Work request>
Write out each line of the entries below that holds the word "diagram".

Component data from apps and pages
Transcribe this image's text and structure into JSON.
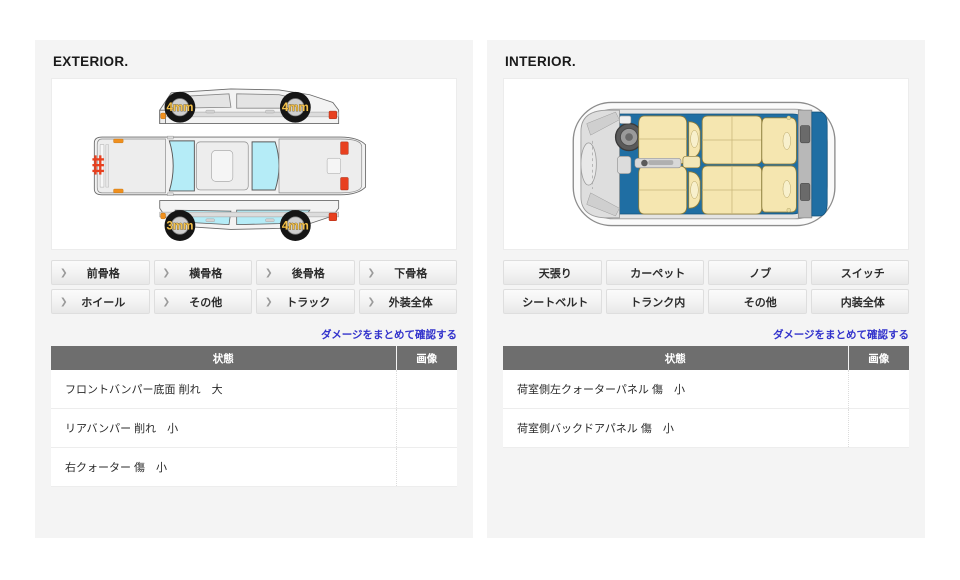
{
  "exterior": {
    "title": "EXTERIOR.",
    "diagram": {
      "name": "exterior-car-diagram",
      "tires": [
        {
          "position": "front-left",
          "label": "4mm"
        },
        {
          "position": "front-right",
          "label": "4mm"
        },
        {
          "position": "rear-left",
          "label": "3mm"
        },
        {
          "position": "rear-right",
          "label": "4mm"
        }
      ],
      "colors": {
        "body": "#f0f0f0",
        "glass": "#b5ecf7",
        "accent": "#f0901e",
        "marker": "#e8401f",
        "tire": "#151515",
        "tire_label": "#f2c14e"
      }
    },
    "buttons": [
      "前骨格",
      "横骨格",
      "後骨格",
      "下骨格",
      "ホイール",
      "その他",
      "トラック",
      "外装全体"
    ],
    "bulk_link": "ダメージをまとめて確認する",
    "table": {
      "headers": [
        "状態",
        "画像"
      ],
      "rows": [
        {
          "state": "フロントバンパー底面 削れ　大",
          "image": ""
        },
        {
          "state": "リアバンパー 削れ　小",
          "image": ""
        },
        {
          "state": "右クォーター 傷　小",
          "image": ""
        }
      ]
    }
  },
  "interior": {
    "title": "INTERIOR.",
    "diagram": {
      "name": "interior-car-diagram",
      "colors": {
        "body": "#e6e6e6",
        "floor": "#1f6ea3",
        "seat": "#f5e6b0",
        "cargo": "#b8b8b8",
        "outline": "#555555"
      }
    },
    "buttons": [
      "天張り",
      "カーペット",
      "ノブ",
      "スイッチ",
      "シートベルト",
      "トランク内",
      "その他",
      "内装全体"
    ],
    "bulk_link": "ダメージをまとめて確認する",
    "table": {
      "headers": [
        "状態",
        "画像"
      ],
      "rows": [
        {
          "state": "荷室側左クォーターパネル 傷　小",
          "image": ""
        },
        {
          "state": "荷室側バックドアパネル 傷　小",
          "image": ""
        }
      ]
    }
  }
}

Problem solution>
    "diagram": {
      "name": "exterior-car-diagram",
    "diagram": {
      "name": "interior-car-diagram",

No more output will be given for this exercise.